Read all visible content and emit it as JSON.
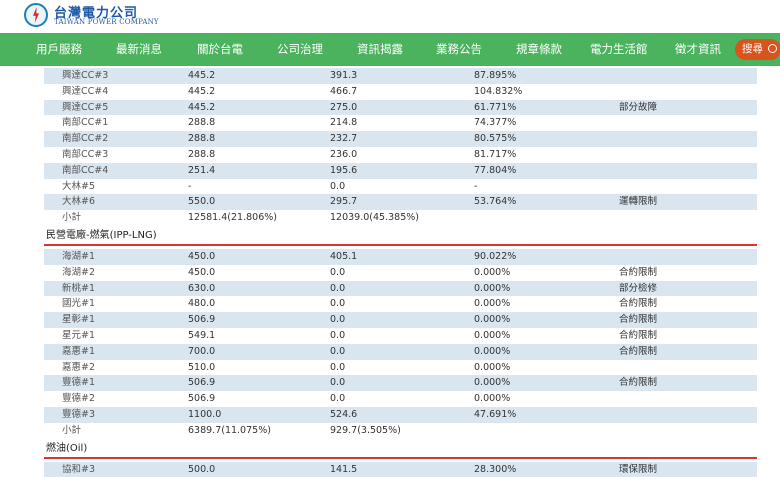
{
  "header": {
    "brand_zh": "台灣電力公司",
    "brand_en": "TAIWAN POWER COMPANY"
  },
  "nav": [
    "用戶服務",
    "最新消息",
    "關於台電",
    "公司治理",
    "資訊揭露",
    "業務公告",
    "規章條款",
    "電力生活館",
    "徵才資訊"
  ],
  "search": {
    "label": "搜尋"
  },
  "groups": [
    {
      "title": "",
      "rows": [
        {
          "name": "興達CC#3",
          "cap": "445.2",
          "gen": "391.3",
          "ratio": "87.895%",
          "note": ""
        },
        {
          "name": "興達CC#4",
          "cap": "445.2",
          "gen": "466.7",
          "ratio": "104.832%",
          "note": ""
        },
        {
          "name": "興達CC#5",
          "cap": "445.2",
          "gen": "275.0",
          "ratio": "61.771%",
          "note": "部分故障"
        },
        {
          "name": "南部CC#1",
          "cap": "288.8",
          "gen": "214.8",
          "ratio": "74.377%",
          "note": ""
        },
        {
          "name": "南部CC#2",
          "cap": "288.8",
          "gen": "232.7",
          "ratio": "80.575%",
          "note": ""
        },
        {
          "name": "南部CC#3",
          "cap": "288.8",
          "gen": "236.0",
          "ratio": "81.717%",
          "note": ""
        },
        {
          "name": "南部CC#4",
          "cap": "251.4",
          "gen": "195.6",
          "ratio": "77.804%",
          "note": ""
        },
        {
          "name": "大林#5",
          "cap": "-",
          "gen": "0.0",
          "ratio": "-",
          "note": ""
        },
        {
          "name": "大林#6",
          "cap": "550.0",
          "gen": "295.7",
          "ratio": "53.764%",
          "note": "運轉限制"
        },
        {
          "name": "小計",
          "cap": "12581.4(21.806%)",
          "gen": "12039.0(45.385%)",
          "ratio": "",
          "note": ""
        }
      ]
    },
    {
      "title": "民營電廠-燃氣(IPP-LNG)",
      "rows": [
        {
          "name": "海湖#1",
          "cap": "450.0",
          "gen": "405.1",
          "ratio": "90.022%",
          "note": ""
        },
        {
          "name": "海湖#2",
          "cap": "450.0",
          "gen": "0.0",
          "ratio": "0.000%",
          "note": "合約限制"
        },
        {
          "name": "新桃#1",
          "cap": "630.0",
          "gen": "0.0",
          "ratio": "0.000%",
          "note": "部分檢修"
        },
        {
          "name": "國光#1",
          "cap": "480.0",
          "gen": "0.0",
          "ratio": "0.000%",
          "note": "合約限制"
        },
        {
          "name": "星彰#1",
          "cap": "506.9",
          "gen": "0.0",
          "ratio": "0.000%",
          "note": "合約限制"
        },
        {
          "name": "星元#1",
          "cap": "549.1",
          "gen": "0.0",
          "ratio": "0.000%",
          "note": "合約限制"
        },
        {
          "name": "嘉惠#1",
          "cap": "700.0",
          "gen": "0.0",
          "ratio": "0.000%",
          "note": "合約限制"
        },
        {
          "name": "嘉惠#2",
          "cap": "510.0",
          "gen": "0.0",
          "ratio": "0.000%",
          "note": ""
        },
        {
          "name": "豐德#1",
          "cap": "506.9",
          "gen": "0.0",
          "ratio": "0.000%",
          "note": "合約限制"
        },
        {
          "name": "豐德#2",
          "cap": "506.9",
          "gen": "0.0",
          "ratio": "0.000%",
          "note": ""
        },
        {
          "name": "豐德#3",
          "cap": "1100.0",
          "gen": "524.6",
          "ratio": "47.691%",
          "note": ""
        },
        {
          "name": "小計",
          "cap": "6389.7(11.075%)",
          "gen": "929.7(3.505%)",
          "ratio": "",
          "note": ""
        }
      ]
    },
    {
      "title": "燃油(Oil)",
      "rows": [
        {
          "name": "協和#3",
          "cap": "500.0",
          "gen": "141.5",
          "ratio": "28.300%",
          "note": "環保限制"
        }
      ]
    }
  ]
}
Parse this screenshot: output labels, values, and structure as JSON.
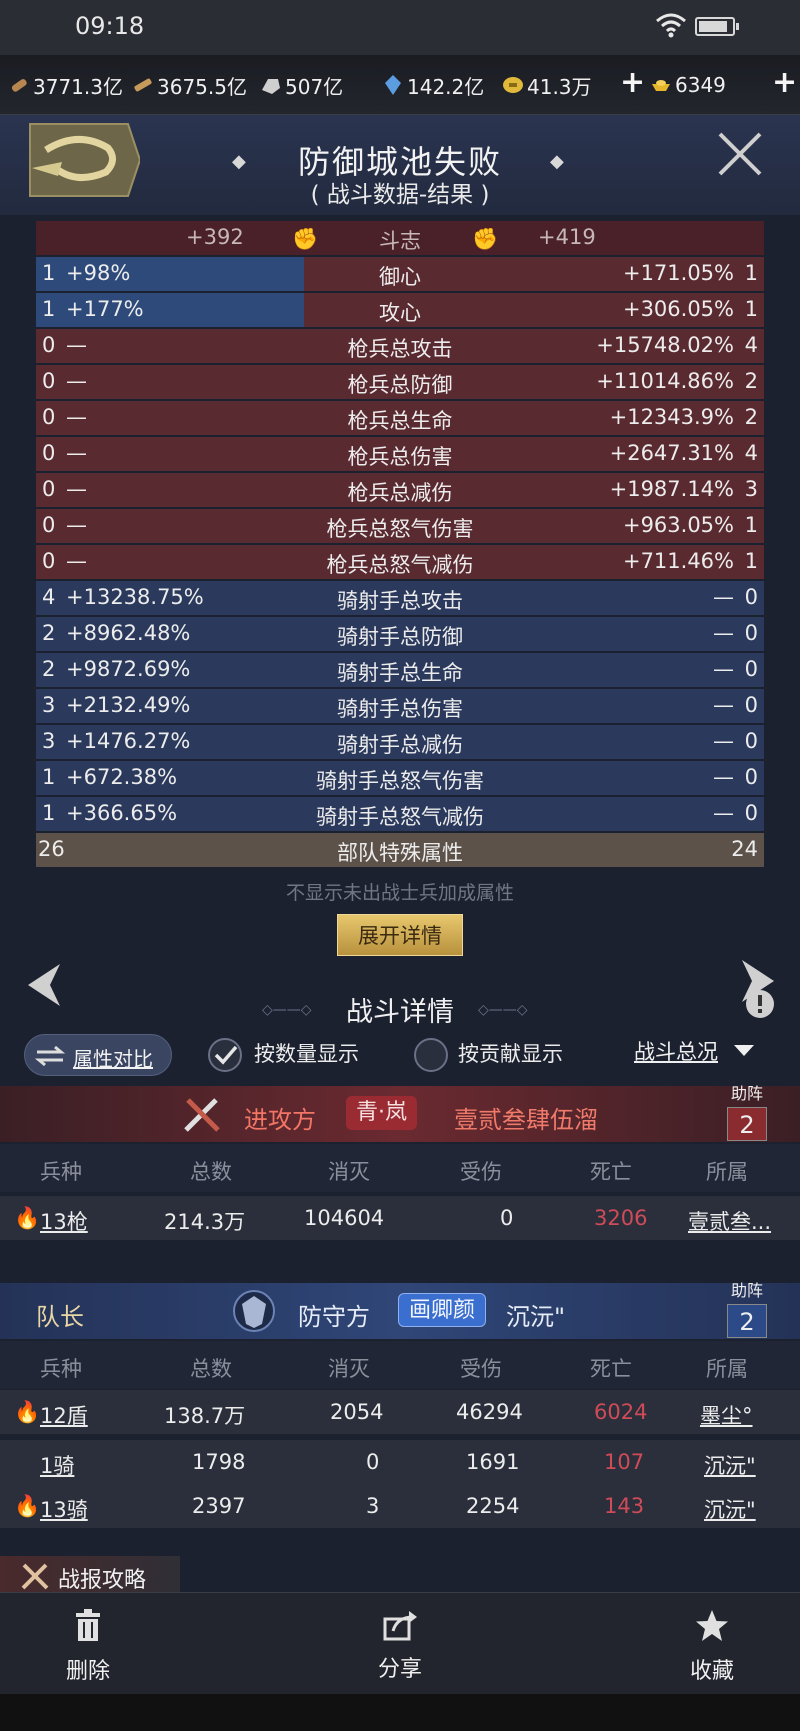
{
  "status": {
    "time": "09:18"
  },
  "resources": [
    {
      "icon": "wood-icon",
      "value": "3771.3亿"
    },
    {
      "icon": "stone-icon",
      "value": "3675.5亿"
    },
    {
      "icon": "iron-icon",
      "value": "507亿"
    },
    {
      "icon": "crystal-icon",
      "value": "142.2亿"
    },
    {
      "icon": "coin-icon",
      "value": "41.3万"
    },
    {
      "icon": "gold-ingot-icon",
      "value": "6349"
    }
  ],
  "header": {
    "title": "防御城池失败",
    "subtitle": "( 战斗数据-结果 )",
    "deco": "◆"
  },
  "stats": {
    "head": {
      "left": "+392",
      "label": "斗志",
      "right": "+419"
    },
    "rows": [
      {
        "style": "mixed",
        "lc": "1",
        "lv": "+98%",
        "label": "御心",
        "rv": "+171.05%",
        "rc": "1"
      },
      {
        "style": "mixed",
        "lc": "1",
        "lv": "+177%",
        "label": "攻心",
        "rv": "+306.05%",
        "rc": "1"
      },
      {
        "style": "red",
        "lc": "0",
        "lv": "—",
        "label": "枪兵总攻击",
        "rv": "+15748.02%",
        "rc": "4"
      },
      {
        "style": "red",
        "lc": "0",
        "lv": "—",
        "label": "枪兵总防御",
        "rv": "+11014.86%",
        "rc": "2"
      },
      {
        "style": "red",
        "lc": "0",
        "lv": "—",
        "label": "枪兵总生命",
        "rv": "+12343.9%",
        "rc": "2"
      },
      {
        "style": "red",
        "lc": "0",
        "lv": "—",
        "label": "枪兵总伤害",
        "rv": "+2647.31%",
        "rc": "4"
      },
      {
        "style": "red",
        "lc": "0",
        "lv": "—",
        "label": "枪兵总减伤",
        "rv": "+1987.14%",
        "rc": "3"
      },
      {
        "style": "red",
        "lc": "0",
        "lv": "—",
        "label": "枪兵总怒气伤害",
        "rv": "+963.05%",
        "rc": "1"
      },
      {
        "style": "red",
        "lc": "0",
        "lv": "—",
        "label": "枪兵总怒气减伤",
        "rv": "+711.46%",
        "rc": "1"
      },
      {
        "style": "blue",
        "lc": "4",
        "lv": "+13238.75%",
        "label": "骑射手总攻击",
        "rv": "—",
        "rc": "0"
      },
      {
        "style": "blue",
        "lc": "2",
        "lv": "+8962.48%",
        "label": "骑射手总防御",
        "rv": "—",
        "rc": "0"
      },
      {
        "style": "blue",
        "lc": "2",
        "lv": "+9872.69%",
        "label": "骑射手总生命",
        "rv": "—",
        "rc": "0"
      },
      {
        "style": "blue",
        "lc": "3",
        "lv": "+2132.49%",
        "label": "骑射手总伤害",
        "rv": "—",
        "rc": "0"
      },
      {
        "style": "blue",
        "lc": "3",
        "lv": "+1476.27%",
        "label": "骑射手总减伤",
        "rv": "—",
        "rc": "0"
      },
      {
        "style": "blue",
        "lc": "1",
        "lv": "+672.38%",
        "label": "骑射手总怒气伤害",
        "rv": "—",
        "rc": "0"
      },
      {
        "style": "blue",
        "lc": "1",
        "lv": "+366.65%",
        "label": "骑射手总怒气减伤",
        "rv": "—",
        "rc": "0"
      }
    ],
    "special": {
      "left": "26",
      "label": "部队特殊属性",
      "right": "24"
    }
  },
  "note": "不显示未出战士兵加成属性",
  "expand_label": "展开详情",
  "battle": {
    "title": "战斗详情",
    "attr_compare": "属性对比",
    "by_count": "按数量显示",
    "by_contrib": "按贡献显示",
    "overview": "战斗总况"
  },
  "attacker": {
    "side": "进攻方",
    "tag": "青·岚",
    "name": "壹贰叁肆伍溜",
    "help_label": "助阵",
    "help_count": "2"
  },
  "defender": {
    "captain": "队长",
    "side": "防守方",
    "tag": "画卿颜",
    "name": "沉沅\"",
    "help_label": "助阵",
    "help_count": "2"
  },
  "columns": [
    "兵种",
    "总数",
    "消灭",
    "受伤",
    "死亡",
    "所属"
  ],
  "attacker_rows": [
    {
      "unit": "13枪",
      "total": "214.3万",
      "kill": "104604",
      "hurt": "0",
      "dead": "3206",
      "owner": "壹贰叁..."
    }
  ],
  "defender_rows": [
    {
      "unit": "12盾",
      "total": "138.7万",
      "kill": "2054",
      "hurt": "46294",
      "dead": "6024",
      "owner": "墨尘°"
    },
    {
      "unit": "1骑",
      "total": "1798",
      "kill": "0",
      "hurt": "1691",
      "dead": "107",
      "owner": "沉沅\""
    },
    {
      "unit": "13骑",
      "total": "2397",
      "kill": "3",
      "hurt": "2254",
      "dead": "143",
      "owner": "沉沅\""
    }
  ],
  "strategy": "战报攻略",
  "bottom": {
    "delete": "删除",
    "share": "分享",
    "favorite": "收藏"
  }
}
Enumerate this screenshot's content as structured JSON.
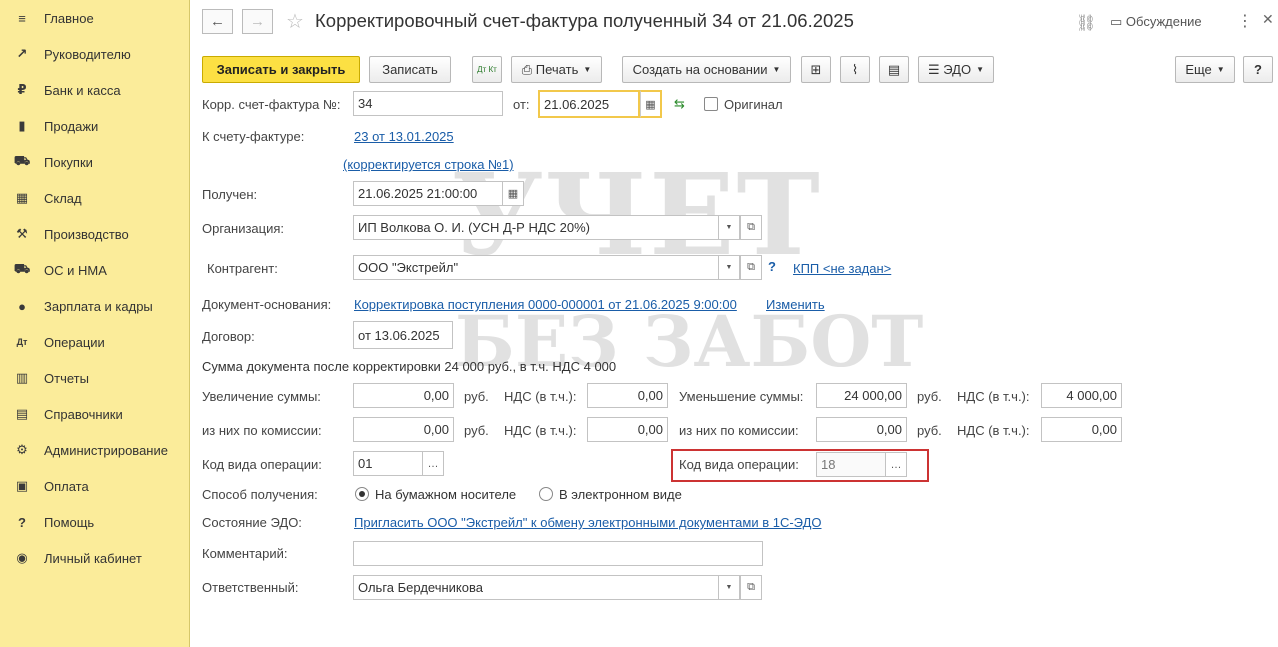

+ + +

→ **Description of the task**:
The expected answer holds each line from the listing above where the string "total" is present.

→ **Exercise result**:
      "total": "214.3万",
      "total": "138.7万",
      "total": "1798",
      "total": "2397",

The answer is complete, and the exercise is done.